[Start of Attachment]

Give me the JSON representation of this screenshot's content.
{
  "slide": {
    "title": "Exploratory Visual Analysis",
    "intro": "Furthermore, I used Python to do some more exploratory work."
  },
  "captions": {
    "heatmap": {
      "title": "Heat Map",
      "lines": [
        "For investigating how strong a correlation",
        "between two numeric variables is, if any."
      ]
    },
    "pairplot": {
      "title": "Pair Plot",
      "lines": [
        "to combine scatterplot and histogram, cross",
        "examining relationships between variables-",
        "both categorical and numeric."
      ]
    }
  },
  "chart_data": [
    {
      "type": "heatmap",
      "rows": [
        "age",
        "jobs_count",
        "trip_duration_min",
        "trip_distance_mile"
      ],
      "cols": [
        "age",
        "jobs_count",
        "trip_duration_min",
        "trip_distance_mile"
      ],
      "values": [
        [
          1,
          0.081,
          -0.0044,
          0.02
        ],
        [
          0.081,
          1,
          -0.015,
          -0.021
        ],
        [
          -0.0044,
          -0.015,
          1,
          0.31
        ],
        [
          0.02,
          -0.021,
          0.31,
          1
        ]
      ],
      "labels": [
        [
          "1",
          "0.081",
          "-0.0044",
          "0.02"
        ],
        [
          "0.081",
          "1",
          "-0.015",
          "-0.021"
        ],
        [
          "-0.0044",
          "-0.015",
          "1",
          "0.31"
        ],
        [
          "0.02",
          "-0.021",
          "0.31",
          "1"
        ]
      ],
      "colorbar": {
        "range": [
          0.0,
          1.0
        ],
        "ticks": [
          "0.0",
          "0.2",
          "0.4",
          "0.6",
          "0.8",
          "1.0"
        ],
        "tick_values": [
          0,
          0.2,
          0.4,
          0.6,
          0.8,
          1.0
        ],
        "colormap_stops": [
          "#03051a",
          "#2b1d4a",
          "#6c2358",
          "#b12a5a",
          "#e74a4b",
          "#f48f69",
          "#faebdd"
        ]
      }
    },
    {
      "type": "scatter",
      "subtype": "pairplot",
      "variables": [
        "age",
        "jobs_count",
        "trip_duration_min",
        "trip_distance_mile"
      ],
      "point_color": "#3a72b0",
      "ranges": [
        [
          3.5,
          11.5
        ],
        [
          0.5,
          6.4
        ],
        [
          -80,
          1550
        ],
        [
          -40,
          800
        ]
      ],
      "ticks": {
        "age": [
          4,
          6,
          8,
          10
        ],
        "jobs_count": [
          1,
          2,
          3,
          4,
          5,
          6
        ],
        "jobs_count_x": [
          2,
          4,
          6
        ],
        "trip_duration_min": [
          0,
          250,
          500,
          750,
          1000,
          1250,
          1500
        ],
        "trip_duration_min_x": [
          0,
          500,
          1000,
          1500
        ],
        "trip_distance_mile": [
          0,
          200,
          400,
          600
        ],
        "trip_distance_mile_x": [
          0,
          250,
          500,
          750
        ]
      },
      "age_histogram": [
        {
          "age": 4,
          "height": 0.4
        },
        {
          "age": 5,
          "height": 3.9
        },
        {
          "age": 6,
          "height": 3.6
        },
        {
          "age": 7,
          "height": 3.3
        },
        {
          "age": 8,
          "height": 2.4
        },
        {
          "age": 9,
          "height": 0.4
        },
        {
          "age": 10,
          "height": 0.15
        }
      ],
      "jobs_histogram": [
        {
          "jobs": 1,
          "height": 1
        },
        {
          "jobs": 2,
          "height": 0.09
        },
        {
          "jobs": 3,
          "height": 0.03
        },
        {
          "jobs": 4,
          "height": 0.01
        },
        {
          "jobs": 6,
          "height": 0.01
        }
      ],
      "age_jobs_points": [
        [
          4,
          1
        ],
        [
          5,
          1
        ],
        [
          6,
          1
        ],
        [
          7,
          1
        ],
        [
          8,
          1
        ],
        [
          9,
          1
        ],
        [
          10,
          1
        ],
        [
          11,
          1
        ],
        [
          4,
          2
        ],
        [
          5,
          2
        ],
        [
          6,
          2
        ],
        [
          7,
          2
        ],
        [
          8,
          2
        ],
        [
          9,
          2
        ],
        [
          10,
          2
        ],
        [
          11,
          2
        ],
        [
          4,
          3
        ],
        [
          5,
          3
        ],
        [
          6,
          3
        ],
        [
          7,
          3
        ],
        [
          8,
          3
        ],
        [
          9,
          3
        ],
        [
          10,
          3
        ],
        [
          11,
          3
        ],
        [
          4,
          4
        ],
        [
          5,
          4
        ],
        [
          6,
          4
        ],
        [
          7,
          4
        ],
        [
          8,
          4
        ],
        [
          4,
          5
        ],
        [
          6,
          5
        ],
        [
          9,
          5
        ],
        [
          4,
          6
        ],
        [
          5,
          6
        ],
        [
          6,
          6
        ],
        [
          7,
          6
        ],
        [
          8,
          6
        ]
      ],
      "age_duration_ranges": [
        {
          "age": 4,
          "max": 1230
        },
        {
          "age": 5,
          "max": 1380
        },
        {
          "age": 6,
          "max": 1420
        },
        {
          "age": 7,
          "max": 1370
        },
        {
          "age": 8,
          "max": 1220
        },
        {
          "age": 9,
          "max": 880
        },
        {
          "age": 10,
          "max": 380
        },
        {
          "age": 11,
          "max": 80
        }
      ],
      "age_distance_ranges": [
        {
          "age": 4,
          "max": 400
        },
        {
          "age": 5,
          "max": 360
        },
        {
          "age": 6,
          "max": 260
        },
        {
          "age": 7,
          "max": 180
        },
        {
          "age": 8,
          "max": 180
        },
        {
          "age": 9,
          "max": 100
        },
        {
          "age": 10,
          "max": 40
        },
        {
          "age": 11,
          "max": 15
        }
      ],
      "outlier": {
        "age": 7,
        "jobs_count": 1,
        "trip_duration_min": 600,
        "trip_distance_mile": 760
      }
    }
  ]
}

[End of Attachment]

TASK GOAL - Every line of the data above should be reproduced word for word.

PROBLEM SOLUTION -
Give me the JSON representation of this screenshot's content.
{
  "slide": {
    "title": "Exploratory Visual Analysis",
    "intro": "Furthermore, I used Python to do some more exploratory work."
  },
  "captions": {
    "heatmap": {
      "title": "Heat Map",
      "lines": [
        "For investigating how strong a correlation",
        "between two numeric variables is, if any."
      ]
    },
    "pairplot": {
      "title": "Pair Plot",
      "lines": [
        "to combine scatterplot and histogram, cross",
        "examining relationships between variables-",
        "both categorical and numeric."
      ]
    }
  },
  "chart_data": [
    {
      "type": "heatmap",
      "rows": [
        "age",
        "jobs_count",
        "trip_duration_min",
        "trip_distance_mile"
      ],
      "cols": [
        "age",
        "jobs_count",
        "trip_duration_min",
        "trip_distance_mile"
      ],
      "values": [
        [
          1,
          0.081,
          -0.0044,
          0.02
        ],
        [
          0.081,
          1,
          -0.015,
          -0.021
        ],
        [
          -0.0044,
          -0.015,
          1,
          0.31
        ],
        [
          0.02,
          -0.021,
          0.31,
          1
        ]
      ],
      "labels": [
        [
          "1",
          "0.081",
          "-0.0044",
          "0.02"
        ],
        [
          "0.081",
          "1",
          "-0.015",
          "-0.021"
        ],
        [
          "-0.0044",
          "-0.015",
          "1",
          "0.31"
        ],
        [
          "0.02",
          "-0.021",
          "0.31",
          "1"
        ]
      ],
      "colorbar": {
        "range": [
          0.0,
          1.0
        ],
        "ticks": [
          "0.0",
          "0.2",
          "0.4",
          "0.6",
          "0.8",
          "1.0"
        ],
        "tick_values": [
          0,
          0.2,
          0.4,
          0.6,
          0.8,
          1.0
        ],
        "colormap_stops": [
          "#03051a",
          "#2b1d4a",
          "#6c2358",
          "#b12a5a",
          "#e74a4b",
          "#f48f69",
          "#faebdd"
        ]
      }
    },
    {
      "type": "scatter",
      "subtype": "pairplot",
      "variables": [
        "age",
        "jobs_count",
        "trip_duration_min",
        "trip_distance_mile"
      ],
      "point_color": "#3a72b0",
      "ranges": [
        [
          3.5,
          11.5
        ],
        [
          0.5,
          6.4
        ],
        [
          -80,
          1550
        ],
        [
          -40,
          800
        ]
      ],
      "ticks": {
        "age": [
          4,
          6,
          8,
          10
        ],
        "jobs_count": [
          1,
          2,
          3,
          4,
          5,
          6
        ],
        "jobs_count_x": [
          2,
          4,
          6
        ],
        "trip_duration_min": [
          0,
          250,
          500,
          750,
          1000,
          1250,
          1500
        ],
        "trip_duration_min_x": [
          0,
          500,
          1000,
          1500
        ],
        "trip_distance_mile": [
          0,
          200,
          400,
          600
        ],
        "trip_distance_mile_x": [
          0,
          250,
          500,
          750
        ]
      },
      "age_histogram": [
        {
          "age": 4,
          "height": 0.4
        },
        {
          "age": 5,
          "height": 3.9
        },
        {
          "age": 6,
          "height": 3.6
        },
        {
          "age": 7,
          "height": 3.3
        },
        {
          "age": 8,
          "height": 2.4
        },
        {
          "age": 9,
          "height": 0.4
        },
        {
          "age": 10,
          "height": 0.15
        }
      ],
      "jobs_histogram": [
        {
          "jobs": 1,
          "height": 1
        },
        {
          "jobs": 2,
          "height": 0.09
        },
        {
          "jobs": 3,
          "height": 0.03
        },
        {
          "jobs": 4,
          "height": 0.01
        },
        {
          "jobs": 6,
          "height": 0.01
        }
      ],
      "age_jobs_points": [
        [
          4,
          1
        ],
        [
          5,
          1
        ],
        [
          6,
          1
        ],
        [
          7,
          1
        ],
        [
          8,
          1
        ],
        [
          9,
          1
        ],
        [
          10,
          1
        ],
        [
          11,
          1
        ],
        [
          4,
          2
        ],
        [
          5,
          2
        ],
        [
          6,
          2
        ],
        [
          7,
          2
        ],
        [
          8,
          2
        ],
        [
          9,
          2
        ],
        [
          10,
          2
        ],
        [
          11,
          2
        ],
        [
          4,
          3
        ],
        [
          5,
          3
        ],
        [
          6,
          3
        ],
        [
          7,
          3
        ],
        [
          8,
          3
        ],
        [
          9,
          3
        ],
        [
          10,
          3
        ],
        [
          11,
          3
        ],
        [
          4,
          4
        ],
        [
          5,
          4
        ],
        [
          6,
          4
        ],
        [
          7,
          4
        ],
        [
          8,
          4
        ],
        [
          4,
          5
        ],
        [
          6,
          5
        ],
        [
          9,
          5
        ],
        [
          4,
          6
        ],
        [
          5,
          6
        ],
        [
          6,
          6
        ],
        [
          7,
          6
        ],
        [
          8,
          6
        ]
      ],
      "age_duration_ranges": [
        {
          "age": 4,
          "max": 1230
        },
        {
          "age": 5,
          "max": 1380
        },
        {
          "age": 6,
          "max": 1420
        },
        {
          "age": 7,
          "max": 1370
        },
        {
          "age": 8,
          "max": 1220
        },
        {
          "age": 9,
          "max": 880
        },
        {
          "age": 10,
          "max": 380
        },
        {
          "age": 11,
          "max": 80
        }
      ],
      "age_distance_ranges": [
        {
          "age": 4,
          "max": 400
        },
        {
          "age": 5,
          "max": 360
        },
        {
          "age": 6,
          "max": 260
        },
        {
          "age": 7,
          "max": 180
        },
        {
          "age": 8,
          "max": 180
        },
        {
          "age": 9,
          "max": 100
        },
        {
          "age": 10,
          "max": 40
        },
        {
          "age": 11,
          "max": 15
        }
      ],
      "outlier": {
        "age": 7,
        "jobs_count": 1,
        "trip_duration_min": 600,
        "trip_distance_mile": 760
      }
    }
  ]
}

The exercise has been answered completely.